For almost 210 years — since 1803 — a rich tradition, people place, and Toronto landmark has existed at the corners of The Esplanade to the south, King Street to the north, Jarvis Street to the east, and Market Street to the west. Currently open from Tuesdays through Saturdays, the ‘Market’ is actually more than one building: there’s St. Lawrence Hall, the latter of three buildings, built in 1850 and originally serving as the City of Toronto’s first City Hall. (It was to change location two times after that.) Gas lights still adorn King Street in front of the Hall. There’s The North Market, known mainly for Saturday Farmers’ Market, and it’s located at the northwest corner of Front Street East. And there’s The South Market, located on the southwest corner of Front Street East.
St. Lawrence Hall houses retail businesses on the ground floor, and City of Toronto offices on the second floor. The third floor was restored in 1967 (as part of Toronto’s Centennial projects), and now has the Great Hall and other rooms which are available for weddings and events. The North Market features the Farmers’ Market and antique dealers, as mentioned, but at all other times makes available its 10,000 square feet of prime showroom space to promotional functions, flea markets, events and so forth. The South Market houses over 120 specialty vendors who offer all sorts of fresh meat, fruit, cheeses, bakery items, and other unique things. The second floor of The South Market houses the Market Gallery, run by City of Toronto’s Cultural Services.
The whole of the St. Lawrence Market (or simply Market) area is to many Torontonians a pivotal meeting, shopping, dining, and living area. On a large stretch of Front Street East, and Wellington Street adjacent and to the west of that, people can gather at anywhere from a public parkette, to one of several great restaurants and pubs, to first class entertainment at the Sony Centre for the Performing Arts, or the St. Lawrence Centre for the Arts. Beer lovers flock to the area, as within two-to-three minutes of each other, there are two well known beer pubs serving up a combined total of hundreds of kinds of international beverages.
All year round, the Market area at large offers special events. In August, it is home to the Toronto International Buskerfest. It’s the largest such festival of its kind in North America. Front Street is closed off to allow for throngs of visitors, and of course for the over 100 hundred performers that make their way there for the three-day extravaganza. This one festival is arguably the area’s signature event. If you’d like to take a look at some of the events at the 2011 edition, they have their own YouTube channel here. One of the nicest seasonal features — and this one’s set up in front of The North Market every year — is the sale of fresh Christmas trees and wreaths. There’s always something happening at the Market.

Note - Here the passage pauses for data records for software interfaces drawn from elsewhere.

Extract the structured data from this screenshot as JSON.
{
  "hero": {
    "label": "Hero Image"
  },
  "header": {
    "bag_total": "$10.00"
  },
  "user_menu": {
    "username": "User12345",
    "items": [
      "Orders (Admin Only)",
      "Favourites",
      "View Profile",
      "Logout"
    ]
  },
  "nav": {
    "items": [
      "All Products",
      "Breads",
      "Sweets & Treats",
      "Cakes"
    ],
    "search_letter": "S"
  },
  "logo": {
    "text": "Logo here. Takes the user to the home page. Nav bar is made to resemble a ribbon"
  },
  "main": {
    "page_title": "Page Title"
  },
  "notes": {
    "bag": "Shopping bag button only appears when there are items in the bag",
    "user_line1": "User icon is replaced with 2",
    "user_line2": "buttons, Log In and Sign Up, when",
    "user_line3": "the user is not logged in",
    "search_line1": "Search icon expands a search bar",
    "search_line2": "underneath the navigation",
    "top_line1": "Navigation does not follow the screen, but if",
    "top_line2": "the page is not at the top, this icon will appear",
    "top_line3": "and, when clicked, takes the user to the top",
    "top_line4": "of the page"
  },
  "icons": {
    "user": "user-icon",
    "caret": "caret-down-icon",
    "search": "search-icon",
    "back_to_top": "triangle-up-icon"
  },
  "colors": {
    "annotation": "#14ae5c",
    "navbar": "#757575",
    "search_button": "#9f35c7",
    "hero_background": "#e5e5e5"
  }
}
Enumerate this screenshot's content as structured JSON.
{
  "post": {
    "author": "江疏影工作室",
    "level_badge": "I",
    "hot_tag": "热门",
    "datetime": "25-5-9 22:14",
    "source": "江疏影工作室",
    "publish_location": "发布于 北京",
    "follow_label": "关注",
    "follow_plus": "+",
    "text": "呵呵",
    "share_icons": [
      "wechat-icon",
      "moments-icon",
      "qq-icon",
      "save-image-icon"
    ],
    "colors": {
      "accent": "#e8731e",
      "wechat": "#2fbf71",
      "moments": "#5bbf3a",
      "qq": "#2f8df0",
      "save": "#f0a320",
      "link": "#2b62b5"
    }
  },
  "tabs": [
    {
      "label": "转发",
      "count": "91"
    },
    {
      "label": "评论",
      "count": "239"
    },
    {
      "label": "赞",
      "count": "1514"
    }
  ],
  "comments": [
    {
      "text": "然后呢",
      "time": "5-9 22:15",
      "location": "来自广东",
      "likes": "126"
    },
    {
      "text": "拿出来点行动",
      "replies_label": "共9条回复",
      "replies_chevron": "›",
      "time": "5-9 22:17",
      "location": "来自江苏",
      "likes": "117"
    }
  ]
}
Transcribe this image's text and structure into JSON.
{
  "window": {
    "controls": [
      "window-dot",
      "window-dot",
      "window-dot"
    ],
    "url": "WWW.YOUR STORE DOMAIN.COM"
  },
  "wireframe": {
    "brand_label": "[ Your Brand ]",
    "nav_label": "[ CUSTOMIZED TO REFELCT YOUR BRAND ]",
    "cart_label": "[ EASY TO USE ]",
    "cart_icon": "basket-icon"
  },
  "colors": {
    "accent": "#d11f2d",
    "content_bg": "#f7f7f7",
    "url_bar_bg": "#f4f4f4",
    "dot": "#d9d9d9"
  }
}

St. Lawrence Market (South Market) is wheelchair accessible, having an elevator right inside the lobby. Parking is widely available off The Esplanade as well as Church Street to the west. On Saturdays, shoppers get a special deal on the first two hours of parking. The Market is closed on Sundays, Mondays, and statutory holidays.
On their main website, there’s a fabulous timeline available for you to pursue called A Little Piece of History. In this brief article, we can only cover (in brief) some of the major points from its 200+ year history. For example:
- In 1803, Lt. Governor Peter Hunter proclaimed that the lands indicated earlier in this article would henceforth be known as “the Market Block”. In that same year the first permanent farmers’ market was built and it fronted King Street East. Built in wood, a larger brick structure was erected in its place in 1931.
- In 1834, City of Toronto offices took up temporary residence in an earlier Market building. City Council moved in later on, in 1845.
- In 1849 The Great Fire destroyed much of the city as it existed then, including the newer brick structure of the Market. Plans for rebuilding, included the Market, were put in place. In 1851 a new North Market was built. As the City’s population grew, so did its government, and in 1904 the old building was demolished and a new one built in its place. Much later, in 1967 as already mentioned, the City’s Centennial Project saw that the third floors of the Hall were restored. It was in 1968 that the North Market was demolished, and replaced with the building that still stands there today.
- There was lots of activity in the 1970s, including massive renovations done on the historic property. The original City Hall was restored. At the end of the 1970s, the Market Gallery opened.
Today, there are walking tours of the Market and of Old Town Toronto. The famous Flat Iron Building can be seen from many angles on Front or Wellington Streets, and often people stop to take pictures of it. There’s a bike race, and all sorts of cooking/kitchen events on an ever-growing timetable. You’d love exploring the Market if you’re a foodie. It’s often marked as one of Toronto’s top tourist attractions. The beauty of the Market is that it’s easy to get to (right in the core of downtown Toronto), offers places to stay, and has year-round events.